United States District Court, E.D. Michigan, Southern Division
ELIZABETH DeLUCA, and EDS CARE MANAGEMENT, INC., Plaintiffs/Counter-Defendants,
AMICA MUTUAL INSURANCE COMPANY, Defendant/Counter-Plaintiff.
ORDER DENYING DEFENDANT'S MOTION TO DISMISS AS
MOOT (Doc. 55) AND HOLDING MOTION FOR SUMMARY JUDGMENT IN
ABEYANCE (Doc. 52) AND SETTING DEADLINES FOR FILINGS
COHN UNITED STATES DISTRICT JUDGE
an insurance dispute. Plaintiffs/Counter-defendants,
Elizabeth DeLuca (DeLuca) and EDS Care Management, LLC (EDS)
(collectively, where appropriate, EDS) sued
defendant/counter-plaintiff Amica Mutual Insurance Company
(Amica) seeking payment of personal protection insurance
(PIP) benefits under Michigan's No-Fault Act from
defendant. The PIP benefits are for the care of Stephanie
Rudd, the insured.
the Court is Amica's motion for summary judgment on the
grounds that EDS is not a licensed “adult foster care
facility” as required under the Adult Foster Care
Facility Licensing Act, M.C.L. § 400.701 and is
therefore not entitled to payment of PIP benefits for the
“adult foster case services” it provided. (Doc.
before the Court is Amica's motion to dismiss on the
grounds that EDS, as a service provider, is not entitled to
seek benefits on behalf of the insured. (Doc. 55) This motion
is based on the Michigan Supreme Court's decision in
Covenant Med. Ctr., Inc. v. State Farm Mut. Auto. Ins.
Co., 500 Mich. 191 (2017) that medical service
providers, such as EDS, have no statutory cause of action to
collect PIP benefits directly from no-fault insurers, such as
reasons that follow, Amica's motion to dismiss is DENIED
AS MOOT. Amica's motion for summary judgment is HELD IN
ABEYANCE. The parties shall file additional papers as
dispute arises from an automobile accident that occurred on
December 26, 2002 in which then 14 year old Stephanie Rudd
(Rudd or the insured) suffered what was later to be
determined as a traumatic brain injury.

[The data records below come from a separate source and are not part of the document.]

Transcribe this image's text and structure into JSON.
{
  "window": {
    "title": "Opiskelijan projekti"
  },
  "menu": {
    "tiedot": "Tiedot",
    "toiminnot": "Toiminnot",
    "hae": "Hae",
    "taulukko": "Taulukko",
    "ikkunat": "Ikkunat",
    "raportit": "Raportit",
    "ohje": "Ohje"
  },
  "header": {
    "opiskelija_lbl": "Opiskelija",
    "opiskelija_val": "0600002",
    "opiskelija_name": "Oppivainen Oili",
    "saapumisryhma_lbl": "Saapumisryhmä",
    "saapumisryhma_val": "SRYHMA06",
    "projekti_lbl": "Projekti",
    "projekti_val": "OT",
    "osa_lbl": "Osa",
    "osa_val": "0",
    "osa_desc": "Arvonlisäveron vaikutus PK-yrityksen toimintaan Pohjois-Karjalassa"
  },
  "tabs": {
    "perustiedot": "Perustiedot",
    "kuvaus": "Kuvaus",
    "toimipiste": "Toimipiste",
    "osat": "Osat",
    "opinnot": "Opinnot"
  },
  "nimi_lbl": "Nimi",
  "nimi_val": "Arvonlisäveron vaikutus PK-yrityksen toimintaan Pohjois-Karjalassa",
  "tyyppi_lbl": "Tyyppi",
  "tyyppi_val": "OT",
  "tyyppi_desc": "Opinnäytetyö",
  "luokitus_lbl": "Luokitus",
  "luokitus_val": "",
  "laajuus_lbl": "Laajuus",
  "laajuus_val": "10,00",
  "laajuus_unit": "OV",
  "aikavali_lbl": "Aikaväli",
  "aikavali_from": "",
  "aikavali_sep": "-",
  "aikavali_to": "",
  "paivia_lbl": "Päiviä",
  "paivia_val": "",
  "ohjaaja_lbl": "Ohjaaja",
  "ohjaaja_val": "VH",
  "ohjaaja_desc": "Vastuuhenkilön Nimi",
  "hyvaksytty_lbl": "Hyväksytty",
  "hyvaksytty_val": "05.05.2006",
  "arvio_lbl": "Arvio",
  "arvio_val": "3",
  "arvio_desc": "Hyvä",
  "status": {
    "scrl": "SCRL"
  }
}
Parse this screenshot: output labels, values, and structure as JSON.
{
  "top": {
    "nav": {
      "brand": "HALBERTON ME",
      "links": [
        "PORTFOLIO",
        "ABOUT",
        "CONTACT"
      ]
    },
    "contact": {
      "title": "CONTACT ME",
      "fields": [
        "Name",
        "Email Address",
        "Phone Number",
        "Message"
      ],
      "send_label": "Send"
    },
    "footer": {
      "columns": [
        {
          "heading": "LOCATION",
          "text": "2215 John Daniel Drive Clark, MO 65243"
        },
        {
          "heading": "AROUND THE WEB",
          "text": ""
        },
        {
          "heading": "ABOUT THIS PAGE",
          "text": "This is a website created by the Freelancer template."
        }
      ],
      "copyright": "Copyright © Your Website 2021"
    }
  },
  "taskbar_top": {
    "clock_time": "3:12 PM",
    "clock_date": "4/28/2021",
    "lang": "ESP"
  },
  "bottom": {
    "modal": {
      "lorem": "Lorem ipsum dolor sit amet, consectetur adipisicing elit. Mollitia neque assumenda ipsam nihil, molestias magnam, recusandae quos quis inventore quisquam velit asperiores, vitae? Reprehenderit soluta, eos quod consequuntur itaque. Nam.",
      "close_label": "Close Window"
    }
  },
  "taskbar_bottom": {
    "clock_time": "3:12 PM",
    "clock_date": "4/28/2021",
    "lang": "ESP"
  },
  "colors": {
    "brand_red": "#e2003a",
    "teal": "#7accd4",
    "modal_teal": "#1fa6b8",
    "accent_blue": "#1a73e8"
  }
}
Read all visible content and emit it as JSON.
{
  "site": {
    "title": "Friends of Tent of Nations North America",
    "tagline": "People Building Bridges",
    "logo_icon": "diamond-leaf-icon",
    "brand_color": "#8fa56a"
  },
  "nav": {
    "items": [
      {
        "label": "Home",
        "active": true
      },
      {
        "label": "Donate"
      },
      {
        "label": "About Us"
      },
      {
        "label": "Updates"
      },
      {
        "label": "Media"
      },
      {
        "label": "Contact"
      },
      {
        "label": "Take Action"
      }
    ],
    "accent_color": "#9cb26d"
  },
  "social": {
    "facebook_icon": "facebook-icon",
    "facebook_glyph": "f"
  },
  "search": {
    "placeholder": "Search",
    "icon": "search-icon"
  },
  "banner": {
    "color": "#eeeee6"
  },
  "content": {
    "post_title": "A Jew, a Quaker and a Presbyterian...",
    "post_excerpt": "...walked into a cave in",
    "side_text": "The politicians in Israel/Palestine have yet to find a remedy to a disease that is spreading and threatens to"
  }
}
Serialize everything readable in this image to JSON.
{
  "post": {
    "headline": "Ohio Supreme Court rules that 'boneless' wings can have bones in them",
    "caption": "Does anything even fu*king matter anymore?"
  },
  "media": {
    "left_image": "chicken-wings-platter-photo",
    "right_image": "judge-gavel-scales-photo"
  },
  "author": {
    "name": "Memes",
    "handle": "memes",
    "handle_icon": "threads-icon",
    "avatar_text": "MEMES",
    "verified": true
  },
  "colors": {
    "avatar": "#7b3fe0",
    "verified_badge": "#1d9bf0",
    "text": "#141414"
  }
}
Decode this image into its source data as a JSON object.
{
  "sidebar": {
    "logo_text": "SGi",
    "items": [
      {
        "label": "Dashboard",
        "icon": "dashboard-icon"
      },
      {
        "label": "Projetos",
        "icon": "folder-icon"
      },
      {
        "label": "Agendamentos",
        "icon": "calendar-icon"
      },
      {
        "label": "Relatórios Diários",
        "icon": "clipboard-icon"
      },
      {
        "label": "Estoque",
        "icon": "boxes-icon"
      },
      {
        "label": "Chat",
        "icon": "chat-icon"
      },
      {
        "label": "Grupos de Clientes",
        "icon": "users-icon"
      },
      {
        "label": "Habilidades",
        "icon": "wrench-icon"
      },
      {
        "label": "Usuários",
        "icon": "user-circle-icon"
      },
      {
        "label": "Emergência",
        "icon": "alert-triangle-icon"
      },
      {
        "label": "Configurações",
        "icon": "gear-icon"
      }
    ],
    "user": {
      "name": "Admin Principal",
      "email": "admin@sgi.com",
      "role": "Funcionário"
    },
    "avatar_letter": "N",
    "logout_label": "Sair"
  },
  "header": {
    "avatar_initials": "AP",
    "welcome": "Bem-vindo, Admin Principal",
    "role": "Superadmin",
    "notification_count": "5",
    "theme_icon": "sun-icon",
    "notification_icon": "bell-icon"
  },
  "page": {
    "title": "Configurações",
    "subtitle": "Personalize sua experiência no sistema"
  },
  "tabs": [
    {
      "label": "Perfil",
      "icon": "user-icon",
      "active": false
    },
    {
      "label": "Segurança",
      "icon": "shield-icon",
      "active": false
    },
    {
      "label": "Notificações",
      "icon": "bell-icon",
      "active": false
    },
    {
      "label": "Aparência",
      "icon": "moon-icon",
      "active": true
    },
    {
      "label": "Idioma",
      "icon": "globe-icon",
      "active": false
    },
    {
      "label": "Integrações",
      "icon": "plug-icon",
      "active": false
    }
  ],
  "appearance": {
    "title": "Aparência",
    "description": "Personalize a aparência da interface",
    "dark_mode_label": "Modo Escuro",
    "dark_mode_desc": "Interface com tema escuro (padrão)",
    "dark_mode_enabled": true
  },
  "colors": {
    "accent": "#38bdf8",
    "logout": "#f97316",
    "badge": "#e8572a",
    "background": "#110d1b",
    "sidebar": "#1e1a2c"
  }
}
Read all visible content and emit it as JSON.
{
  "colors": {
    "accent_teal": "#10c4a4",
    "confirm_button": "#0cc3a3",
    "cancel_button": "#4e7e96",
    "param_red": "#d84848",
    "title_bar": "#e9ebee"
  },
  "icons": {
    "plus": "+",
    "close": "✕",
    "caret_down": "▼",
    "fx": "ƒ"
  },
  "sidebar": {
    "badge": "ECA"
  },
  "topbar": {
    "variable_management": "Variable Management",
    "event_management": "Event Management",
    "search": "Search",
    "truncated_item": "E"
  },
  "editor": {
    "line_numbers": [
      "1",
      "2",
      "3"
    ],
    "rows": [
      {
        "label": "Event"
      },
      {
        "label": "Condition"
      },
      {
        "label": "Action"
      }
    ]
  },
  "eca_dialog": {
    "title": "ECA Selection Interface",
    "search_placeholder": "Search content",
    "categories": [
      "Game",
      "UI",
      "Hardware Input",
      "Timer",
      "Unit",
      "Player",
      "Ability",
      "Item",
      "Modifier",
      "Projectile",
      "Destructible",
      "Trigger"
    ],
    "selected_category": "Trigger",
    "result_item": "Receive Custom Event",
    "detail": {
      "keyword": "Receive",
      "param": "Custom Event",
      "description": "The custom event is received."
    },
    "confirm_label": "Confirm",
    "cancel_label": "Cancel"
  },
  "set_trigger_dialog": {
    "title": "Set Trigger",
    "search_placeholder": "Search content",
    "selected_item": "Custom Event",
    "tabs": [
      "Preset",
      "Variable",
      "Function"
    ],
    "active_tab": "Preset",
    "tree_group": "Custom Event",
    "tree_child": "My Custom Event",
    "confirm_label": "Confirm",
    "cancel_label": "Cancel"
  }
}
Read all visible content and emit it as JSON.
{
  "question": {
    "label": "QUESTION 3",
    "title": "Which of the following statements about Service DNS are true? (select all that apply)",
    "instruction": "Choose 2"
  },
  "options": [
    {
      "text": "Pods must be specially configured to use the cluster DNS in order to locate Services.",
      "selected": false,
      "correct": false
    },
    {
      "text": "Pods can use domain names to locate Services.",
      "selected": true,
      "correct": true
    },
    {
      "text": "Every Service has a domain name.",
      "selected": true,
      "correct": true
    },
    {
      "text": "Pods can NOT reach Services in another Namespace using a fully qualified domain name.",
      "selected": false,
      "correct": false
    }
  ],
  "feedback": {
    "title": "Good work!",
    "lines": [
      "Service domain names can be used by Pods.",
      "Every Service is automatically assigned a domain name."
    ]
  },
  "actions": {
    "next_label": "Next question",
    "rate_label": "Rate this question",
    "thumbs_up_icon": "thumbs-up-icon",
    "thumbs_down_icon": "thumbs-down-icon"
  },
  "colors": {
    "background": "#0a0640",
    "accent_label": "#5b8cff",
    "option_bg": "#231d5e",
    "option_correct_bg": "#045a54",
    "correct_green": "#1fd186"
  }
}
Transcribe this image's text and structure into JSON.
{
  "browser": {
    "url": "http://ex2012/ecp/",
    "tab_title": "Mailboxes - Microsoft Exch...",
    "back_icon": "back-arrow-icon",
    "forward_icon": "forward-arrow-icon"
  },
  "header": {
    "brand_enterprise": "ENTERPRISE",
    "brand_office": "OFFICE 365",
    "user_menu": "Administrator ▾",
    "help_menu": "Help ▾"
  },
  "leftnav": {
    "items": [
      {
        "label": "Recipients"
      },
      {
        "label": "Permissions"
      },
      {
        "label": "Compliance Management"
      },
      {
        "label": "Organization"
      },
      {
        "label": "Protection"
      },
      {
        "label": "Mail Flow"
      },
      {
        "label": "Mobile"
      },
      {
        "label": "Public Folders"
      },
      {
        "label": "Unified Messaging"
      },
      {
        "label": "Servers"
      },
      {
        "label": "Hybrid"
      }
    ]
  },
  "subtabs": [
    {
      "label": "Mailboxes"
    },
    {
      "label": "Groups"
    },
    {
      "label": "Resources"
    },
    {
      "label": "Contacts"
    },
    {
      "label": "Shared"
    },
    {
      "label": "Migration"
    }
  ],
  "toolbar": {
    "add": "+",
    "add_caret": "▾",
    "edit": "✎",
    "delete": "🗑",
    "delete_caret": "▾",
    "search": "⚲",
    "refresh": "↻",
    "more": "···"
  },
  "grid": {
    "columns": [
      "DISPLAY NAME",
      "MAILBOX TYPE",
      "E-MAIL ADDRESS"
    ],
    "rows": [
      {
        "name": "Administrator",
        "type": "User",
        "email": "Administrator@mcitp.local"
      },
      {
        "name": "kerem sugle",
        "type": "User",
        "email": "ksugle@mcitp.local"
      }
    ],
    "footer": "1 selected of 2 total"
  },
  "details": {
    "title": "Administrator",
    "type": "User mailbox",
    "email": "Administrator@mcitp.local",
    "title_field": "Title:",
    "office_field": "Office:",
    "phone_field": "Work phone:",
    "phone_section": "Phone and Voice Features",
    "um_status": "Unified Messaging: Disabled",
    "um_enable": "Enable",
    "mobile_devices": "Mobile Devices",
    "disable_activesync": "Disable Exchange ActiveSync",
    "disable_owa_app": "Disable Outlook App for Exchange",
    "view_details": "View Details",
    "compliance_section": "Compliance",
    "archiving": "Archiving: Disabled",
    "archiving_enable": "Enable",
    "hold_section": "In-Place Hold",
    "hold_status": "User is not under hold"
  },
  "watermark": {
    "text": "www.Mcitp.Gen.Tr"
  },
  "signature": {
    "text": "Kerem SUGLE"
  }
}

Rudd requires around
the clock care. At the time of the accident, Rudd was insured
under an automobile policy held with Amica, through her
father. As an insured, Rudd is entitled to PIP benefits.
DeLuca was appointed Rudd's legal guardian. DeLuca owns
EDS. At some point, Amica stopped paying EDS's claims for
then filed the instant motion for summary judgment based on
its amended answer and counterclaim. (Doc. 52) and a separate
motion to dismiss based on Covenant. (Doc. 55).
Motion to Dismiss
contends that EDS cannot make out a plausible claim against
it in light of the decision in Covenant. The Court
recently explained the holding in Covenant.
The Michigan Supreme Court explicitly stated in
Covenant that “our conclusion today is not
intended to alter an insured's ability to assign his or
her right to past or presently due benefits to a healthcare
provider.” Covenant, 500 Mich. at 217 n.40.
Thus, while a health care provider no longer has a statutory
cause of action against insurers, it may still have a
contract-based cause of action if there has been a valid
assignment of rights. See Id. at 217 n.39
(acknowledging that contractual causes of action may still
exist). An insurer has standing to “challenge an
assignment if that challenge would render[ ] the assignment
absolutely invalid or ineffective, or void.” Conlin
v. Mortg. Elec. Registration Sys., Inc., 714 F.3d ...